In principle, the adoption of the OECD-BEPS Inclusive Framework by more than 113 countries (March 2018) demonstrates the level of support from developing and developed countries, including EU countries, to the adoption of the international standards of the BEPS Actions. But one interesting question that requires further research is: Are these standards truly international or do the regional and unilateral solutions play a role in the way that these standards are implemented in the countries?
For instance, I have observed while analysing the implementation of the BEPS in the Netherlands since 2015 until now, that at EU level the Dutch government is in favour of the implementation of the BEPS Actions through the EU Directives. For the Dutch government, the EU Directives are hard law measures that can safeguard the principles of equality and certainty for the taxpayer (Documents of the Second Chamber of Parliament, 2017-2018, no. 794). The Netherlands is currently in the process of transposing the Anti-Tax Avoidance Directives (ATAD 1 and ATAD 2) into its domestic legislation. The legislative proposals are expected to be submitted to the Second Chamber of Parliament before the summer of 2018 (ATAD 1) and by 2019 (ATAD 2). Since these Directives go beyond the BEPS Actions by introducing measures such as exit taxation and a general anti-avoidance rule (GAAR), it is expected that the implementation of the BEPS Actions in the Netherlands will have some regional EU elements.
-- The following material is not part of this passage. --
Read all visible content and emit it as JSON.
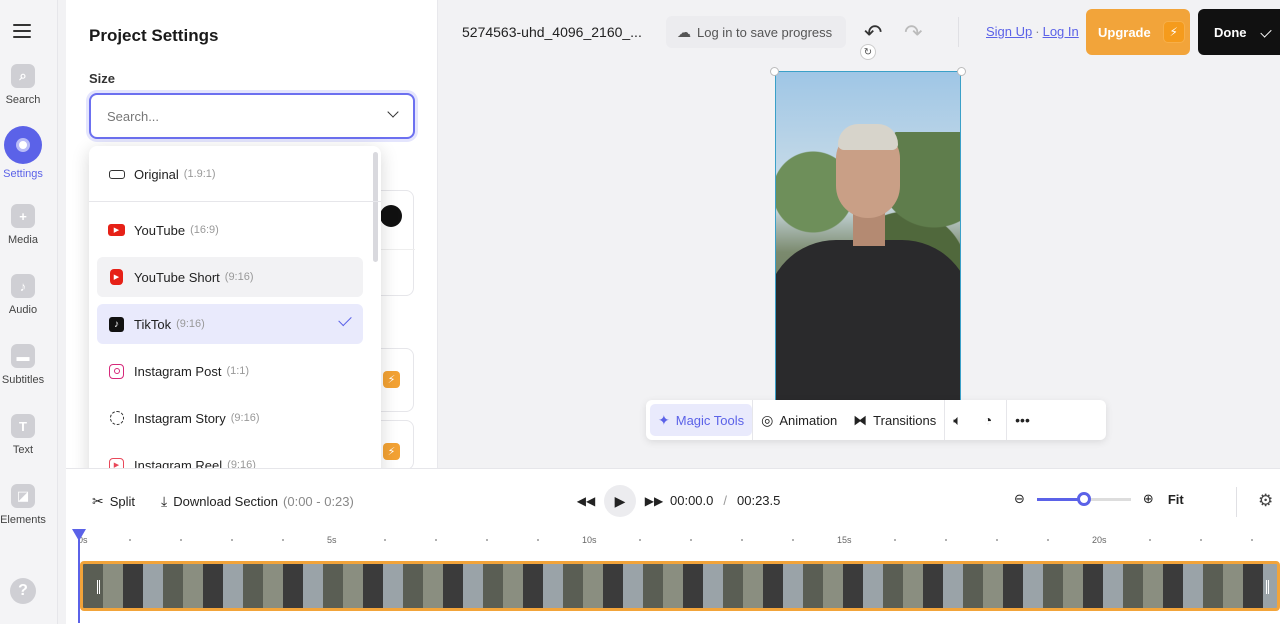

Non-EU countries, therefore, should be aware of these developments.
Furthermore, the current discussion at OECD level and at EU level on the digital economy will generate a similar question: are EU countries following the EU proposal for a virtual permanent establishment or will EU countries follow the OECD-BEPS Project, mainly its Action 1 and Action 7?
Some challenges are expected as a post written by Wouter Lips in the GLOBTAXGOV blog shows: “International tax policy making is messy and complicated and made in multiple rivaling policy arenas (OECD, EU-level, US, UN, national legislations, …) at the same time”.
In this discussion, countries are also taking unilateral measures that may conflict with their international commitments. For instance, Italy has chosen to adopt a new definition of permanent establishment that will also affect e-commerce and the digital economy. In a post in the GLOBTAXGOV blog, Enza Sonetti rightly asks how this new definition of permanent establishment will be reconciled with the choices and reservations made by Italy in the BEPS Multilateral Instrument?
International tax lawmaking
These developments also add to the complexity of the implementation of BEPS. In a recent article that I wrote in the framework of the GLOBTAXGOV project, I showed that countries are taking different approaches to the implementation of BEPS. One question that should also be considered is how the different implementation of BEPS by the countries and developments in the EU will influence international tax lawmaking. This question will be further researched in the GLOBTAXGOV project.